Collection entries:
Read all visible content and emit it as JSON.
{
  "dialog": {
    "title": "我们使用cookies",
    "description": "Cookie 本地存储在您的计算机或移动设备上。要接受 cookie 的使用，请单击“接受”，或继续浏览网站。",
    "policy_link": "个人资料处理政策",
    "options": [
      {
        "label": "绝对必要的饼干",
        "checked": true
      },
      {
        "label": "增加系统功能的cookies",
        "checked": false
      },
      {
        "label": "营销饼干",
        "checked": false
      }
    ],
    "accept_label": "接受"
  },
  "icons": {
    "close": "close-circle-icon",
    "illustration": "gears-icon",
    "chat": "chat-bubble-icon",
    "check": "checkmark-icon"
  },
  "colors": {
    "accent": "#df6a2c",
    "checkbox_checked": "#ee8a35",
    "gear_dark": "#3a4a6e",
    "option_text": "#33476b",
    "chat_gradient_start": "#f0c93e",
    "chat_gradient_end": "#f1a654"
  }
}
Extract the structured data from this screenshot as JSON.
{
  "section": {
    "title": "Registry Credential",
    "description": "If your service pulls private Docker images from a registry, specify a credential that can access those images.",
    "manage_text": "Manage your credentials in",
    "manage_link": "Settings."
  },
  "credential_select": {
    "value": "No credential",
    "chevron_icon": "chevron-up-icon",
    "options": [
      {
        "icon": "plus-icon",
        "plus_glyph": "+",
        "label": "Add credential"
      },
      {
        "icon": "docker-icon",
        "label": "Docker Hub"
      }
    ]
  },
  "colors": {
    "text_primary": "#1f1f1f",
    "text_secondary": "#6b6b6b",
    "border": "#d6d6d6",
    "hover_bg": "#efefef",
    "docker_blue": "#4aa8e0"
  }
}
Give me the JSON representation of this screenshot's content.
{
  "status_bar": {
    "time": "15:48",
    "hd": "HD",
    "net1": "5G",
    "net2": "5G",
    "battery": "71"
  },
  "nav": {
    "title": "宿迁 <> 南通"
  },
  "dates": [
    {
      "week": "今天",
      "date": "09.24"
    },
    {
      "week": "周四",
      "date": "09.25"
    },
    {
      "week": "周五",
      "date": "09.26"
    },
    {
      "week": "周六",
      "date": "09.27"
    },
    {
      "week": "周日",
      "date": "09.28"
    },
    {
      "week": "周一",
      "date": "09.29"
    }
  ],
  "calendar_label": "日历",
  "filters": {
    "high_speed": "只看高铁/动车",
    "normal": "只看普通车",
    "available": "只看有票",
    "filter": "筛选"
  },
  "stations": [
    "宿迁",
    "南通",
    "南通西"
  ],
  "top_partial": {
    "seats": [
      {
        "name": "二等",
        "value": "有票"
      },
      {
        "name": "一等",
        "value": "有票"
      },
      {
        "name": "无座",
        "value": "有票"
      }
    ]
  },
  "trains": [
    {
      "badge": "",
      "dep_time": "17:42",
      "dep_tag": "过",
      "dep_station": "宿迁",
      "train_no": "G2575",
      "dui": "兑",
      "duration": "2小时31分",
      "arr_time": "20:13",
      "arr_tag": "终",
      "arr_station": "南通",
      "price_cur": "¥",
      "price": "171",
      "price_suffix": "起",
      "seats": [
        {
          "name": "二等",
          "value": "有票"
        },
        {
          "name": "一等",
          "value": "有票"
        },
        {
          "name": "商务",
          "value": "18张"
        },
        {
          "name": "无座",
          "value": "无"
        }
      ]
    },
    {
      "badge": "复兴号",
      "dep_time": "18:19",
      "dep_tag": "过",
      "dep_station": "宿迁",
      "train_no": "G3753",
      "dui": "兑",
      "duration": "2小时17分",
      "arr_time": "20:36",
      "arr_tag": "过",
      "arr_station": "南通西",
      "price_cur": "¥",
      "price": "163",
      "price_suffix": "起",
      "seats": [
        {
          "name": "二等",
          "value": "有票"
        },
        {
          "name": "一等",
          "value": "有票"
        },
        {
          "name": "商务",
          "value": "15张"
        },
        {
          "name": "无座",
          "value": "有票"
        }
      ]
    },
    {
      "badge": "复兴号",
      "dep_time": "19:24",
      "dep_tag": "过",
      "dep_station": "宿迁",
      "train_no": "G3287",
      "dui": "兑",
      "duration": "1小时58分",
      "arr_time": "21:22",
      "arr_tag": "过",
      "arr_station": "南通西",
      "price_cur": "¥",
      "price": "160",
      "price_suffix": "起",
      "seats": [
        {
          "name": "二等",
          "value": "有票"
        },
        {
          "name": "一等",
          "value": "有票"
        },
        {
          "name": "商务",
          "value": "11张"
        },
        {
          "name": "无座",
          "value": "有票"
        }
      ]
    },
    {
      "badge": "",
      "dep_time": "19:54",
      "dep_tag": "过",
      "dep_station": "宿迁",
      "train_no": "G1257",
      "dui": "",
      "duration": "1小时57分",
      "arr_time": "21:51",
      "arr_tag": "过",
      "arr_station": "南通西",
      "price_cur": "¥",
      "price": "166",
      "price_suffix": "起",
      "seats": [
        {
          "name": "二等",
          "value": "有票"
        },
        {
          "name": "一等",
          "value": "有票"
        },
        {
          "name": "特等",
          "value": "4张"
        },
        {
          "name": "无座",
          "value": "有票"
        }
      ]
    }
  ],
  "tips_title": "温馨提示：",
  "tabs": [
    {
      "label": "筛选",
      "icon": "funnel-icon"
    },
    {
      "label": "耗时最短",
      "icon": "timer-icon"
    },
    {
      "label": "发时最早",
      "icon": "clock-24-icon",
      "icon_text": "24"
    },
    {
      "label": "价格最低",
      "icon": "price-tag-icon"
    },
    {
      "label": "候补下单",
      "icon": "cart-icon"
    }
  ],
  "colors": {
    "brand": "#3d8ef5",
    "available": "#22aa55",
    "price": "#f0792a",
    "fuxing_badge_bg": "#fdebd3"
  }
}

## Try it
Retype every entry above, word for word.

## Result of the exercise
Read all visible content and emit it as JSON.
{
  "dialog": {
    "title": "我们使用cookies",
    "description": "Cookie 本地存储在您的计算机或移动设备上。要接受 cookie 的使用，请单击“接受”，或继续浏览网站。",
    "policy_link": "个人资料处理政策",
    "options": [
      {
        "label": "绝对必要的饼干",
        "checked": true
      },
      {
        "label": "增加系统功能的cookies",
        "checked": false
      },
      {
        "label": "营销饼干",
        "checked": false
      }
    ],
    "accept_label": "接受"
  },
  "icons": {
    "close": "close-circle-icon",
    "illustration": "gears-icon",
    "chat": "chat-bubble-icon",
    "check": "checkmark-icon"
  },
  "colors": {
    "accent": "#df6a2c",
    "checkbox_checked": "#ee8a35",
    "gear_dark": "#3a4a6e",
    "option_text": "#33476b",
    "chat_gradient_start": "#f0c93e",
    "chat_gradient_end": "#f1a654"
  }
}
Extract the structured data from this screenshot as JSON.
{
  "section": {
    "title": "Registry Credential",
    "description": "If your service pulls private Docker images from a registry, specify a credential that can access those images.",
    "manage_text": "Manage your credentials in",
    "manage_link": "Settings."
  },
  "credential_select": {
    "value": "No credential",
    "chevron_icon": "chevron-up-icon",
    "options": [
      {
        "icon": "plus-icon",
        "plus_glyph": "+",
        "label": "Add credential"
      },
      {
        "icon": "docker-icon",
        "label": "Docker Hub"
      }
    ]
  },
  "colors": {
    "text_primary": "#1f1f1f",
    "text_secondary": "#6b6b6b",
    "border": "#d6d6d6",
    "hover_bg": "#efefef",
    "docker_blue": "#4aa8e0"
  }
}
Give me the JSON representation of this screenshot's content.
{
  "status_bar": {
    "time": "15:48",
    "hd": "HD",
    "net1": "5G",
    "net2": "5G",
    "battery": "71"
  },
  "nav": {
    "title": "宿迁 <> 南通"
  },
  "dates": [
    {
      "week": "今天",
      "date": "09.24"
    },
    {
      "week": "周四",
      "date": "09.25"
    },
    {
      "week": "周五",
      "date": "09.26"
    },
    {
      "week": "周六",
      "date": "09.27"
    },
    {
      "week": "周日",
      "date": "09.28"
    },
    {
      "week": "周一",
      "date": "09.29"
    }
  ],
  "calendar_label": "日历",
  "filters": {
    "high_speed": "只看高铁/动车",
    "normal": "只看普通车",
    "available": "只看有票",
    "filter": "筛选"
  },
  "stations": [
    "宿迁",
    "南通",
    "南通西"
  ],
  "top_partial": {
    "seats": [
      {
        "name": "二等",
        "value": "有票"
      },
      {
        "name": "一等",
        "value": "有票"
      },
      {
        "name": "无座",
        "value": "有票"
      }
    ]
  },
  "trains": [
    {
      "badge": "",
      "dep_time": "17:42",
      "dep_tag": "过",
      "dep_station": "宿迁",
      "train_no": "G2575",
      "dui": "兑",
      "duration": "2小时31分",
      "arr_time": "20:13",
      "arr_tag": "终",
      "arr_station": "南通",
      "price_cur": "¥",
      "price": "171",
      "price_suffix": "起",
      "seats": [
        {
          "name": "二等",
          "value": "有票"
        },
        {
          "name": "一等",
          "value": "有票"
        },
        {
          "name": "商务",
          "value": "18张"
        },
        {
          "name": "无座",
          "value": "无"
        }
      ]
    },
    {
      "badge": "复兴号",
      "dep_time": "18:19",
      "dep_tag": "过",
      "dep_station": "宿迁",
      "train_no": "G3753",
      "dui": "兑",
      "duration": "2小时17分",
      "arr_time": "20:36",
      "arr_tag": "过",
      "arr_station": "南通西",
      "price_cur": "¥",
      "price": "163",
      "price_suffix": "起",
      "seats": [
        {
          "name": "二等",
          "value": "有票"
        },
        {
          "name": "一等",
          "value": "有票"
        },
        {
          "name": "商务",
          "value": "15张"
        },
        {
          "name": "无座",
          "value": "有票"
        }
      ]
    },
    {
      "badge": "复兴号",
      "dep_time": "19:24",
      "dep_tag": "过",
      "dep_station": "宿迁",
      "train_no": "G3287",
      "dui": "兑",
      "duration": "1小时58分",
      "arr_time": "21:22",
      "arr_tag": "过",
      "arr_station": "南通西",
      "price_cur": "¥",
      "price": "160",
      "price_suffix": "起",
      "seats": [
        {
          "name": "二等",
          "value": "有票"
        },
        {
          "name": "一等",
          "value": "有票"
        },
        {
          "name": "商务",
          "value": "11张"
        },
        {
          "name": "无座",
          "value": "有票"
        }
      ]
    },
    {
      "badge": "",
      "dep_time": "19:54",
      "dep_tag": "过",
      "dep_station": "宿迁",
      "train_no": "G1257",
      "dui": "",
      "duration": "1小时57分",
      "arr_time": "21:51",
      "arr_tag": "过",
      "arr_station": "南通西",
      "price_cur": "¥",
      "price": "166",
      "price_suffix": "起",
      "seats": [
        {
          "name": "二等",
          "value": "有票"
        },
        {
          "name": "一等",
          "value": "有票"
        },
        {
          "name": "特等",
          "value": "4张"
        },
        {
          "name": "无座",
          "value": "有票"
        }
      ]
    }
  ],
  "tips_title": "温馨提示：",
  "tabs": [
    {
      "label": "筛选",
      "icon": "funnel-icon"
    },
    {
      "label": "耗时最短",
      "icon": "timer-icon"
    },
    {
      "label": "发时最早",
      "icon": "clock-24-icon",
      "icon_text": "24"
    },
    {
      "label": "价格最低",
      "icon": "price-tag-icon"
    },
    {
      "label": "候补下单",
      "icon": "cart-icon"
    }
  ],
  "colors": {
    "brand": "#3d8ef5",
    "available": "#22aa55",
    "price": "#f0792a",
    "fuxing_badge_bg": "#fdebd3"
  }
}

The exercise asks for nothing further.